◆ Supplied records
- - - -

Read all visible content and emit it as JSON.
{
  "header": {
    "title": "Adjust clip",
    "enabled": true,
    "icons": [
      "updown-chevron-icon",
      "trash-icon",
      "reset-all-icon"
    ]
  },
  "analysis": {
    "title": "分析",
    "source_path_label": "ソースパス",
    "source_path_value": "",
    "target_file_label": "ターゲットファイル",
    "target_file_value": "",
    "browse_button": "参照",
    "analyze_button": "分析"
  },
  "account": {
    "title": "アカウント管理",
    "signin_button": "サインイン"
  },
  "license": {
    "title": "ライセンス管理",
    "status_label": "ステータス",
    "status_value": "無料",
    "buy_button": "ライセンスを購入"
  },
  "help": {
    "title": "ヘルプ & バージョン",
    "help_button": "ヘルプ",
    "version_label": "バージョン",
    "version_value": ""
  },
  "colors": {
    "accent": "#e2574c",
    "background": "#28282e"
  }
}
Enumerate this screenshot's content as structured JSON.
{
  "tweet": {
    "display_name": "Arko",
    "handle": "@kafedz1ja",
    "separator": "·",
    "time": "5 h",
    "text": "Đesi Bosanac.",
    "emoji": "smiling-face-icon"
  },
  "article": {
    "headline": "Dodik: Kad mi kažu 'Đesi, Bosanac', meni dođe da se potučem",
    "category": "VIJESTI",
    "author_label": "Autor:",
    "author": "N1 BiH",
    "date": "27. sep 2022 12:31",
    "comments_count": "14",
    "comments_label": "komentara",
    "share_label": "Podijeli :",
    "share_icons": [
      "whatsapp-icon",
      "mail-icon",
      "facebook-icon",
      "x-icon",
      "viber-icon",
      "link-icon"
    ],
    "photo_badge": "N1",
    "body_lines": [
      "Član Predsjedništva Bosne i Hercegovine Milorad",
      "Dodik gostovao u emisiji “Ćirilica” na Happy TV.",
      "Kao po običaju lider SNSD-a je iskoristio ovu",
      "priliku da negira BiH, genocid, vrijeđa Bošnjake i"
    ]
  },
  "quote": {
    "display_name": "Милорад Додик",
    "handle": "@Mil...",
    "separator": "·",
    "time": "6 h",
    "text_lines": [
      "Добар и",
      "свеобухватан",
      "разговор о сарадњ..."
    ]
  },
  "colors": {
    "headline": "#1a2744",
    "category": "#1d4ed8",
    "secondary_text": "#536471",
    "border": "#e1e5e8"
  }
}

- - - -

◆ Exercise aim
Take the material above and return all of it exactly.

◆ Reply to the exercise
Read all visible content and emit it as JSON.
{
  "header": {
    "title": "Adjust clip",
    "enabled": true,
    "icons": [
      "updown-chevron-icon",
      "trash-icon",
      "reset-all-icon"
    ]
  },
  "analysis": {
    "title": "分析",
    "source_path_label": "ソースパス",
    "source_path_value": "",
    "target_file_label": "ターゲットファイル",
    "target_file_value": "",
    "browse_button": "参照",
    "analyze_button": "分析"
  },
  "account": {
    "title": "アカウント管理",
    "signin_button": "サインイン"
  },
  "license": {
    "title": "ライセンス管理",
    "status_label": "ステータス",
    "status_value": "無料",
    "buy_button": "ライセンスを購入"
  },
  "help": {
    "title": "ヘルプ & バージョン",
    "help_button": "ヘルプ",
    "version_label": "バージョン",
    "version_value": ""
  },
  "colors": {
    "accent": "#e2574c",
    "background": "#28282e"
  }
}
Enumerate this screenshot's content as structured JSON.
{
  "tweet": {
    "display_name": "Arko",
    "handle": "@kafedz1ja",
    "separator": "·",
    "time": "5 h",
    "text": "Đesi Bosanac.",
    "emoji": "smiling-face-icon"
  },
  "article": {
    "headline": "Dodik: Kad mi kažu 'Đesi, Bosanac', meni dođe da se potučem",
    "category": "VIJESTI",
    "author_label": "Autor:",
    "author": "N1 BiH",
    "date": "27. sep 2022 12:31",
    "comments_count": "14",
    "comments_label": "komentara",
    "share_label": "Podijeli :",
    "share_icons": [
      "whatsapp-icon",
      "mail-icon",
      "facebook-icon",
      "x-icon",
      "viber-icon",
      "link-icon"
    ],
    "photo_badge": "N1",
    "body_lines": [
      "Član Predsjedništva Bosne i Hercegovine Milorad",
      "Dodik gostovao u emisiji “Ćirilica” na Happy TV.",
      "Kao po običaju lider SNSD-a je iskoristio ovu",
      "priliku da negira BiH, genocid, vrijeđa Bošnjake i"
    ]
  },
  "quote": {
    "display_name": "Милорад Додик",
    "handle": "@Mil...",
    "separator": "·",
    "time": "6 h",
    "text_lines": [
      "Добар и",
      "свеобухватан",
      "разговор о сарадњ..."
    ]
  },
  "colors": {
    "headline": "#1a2744",
    "category": "#1d4ed8",
    "secondary_text": "#536471",
    "border": "#e1e5e8"
  }
}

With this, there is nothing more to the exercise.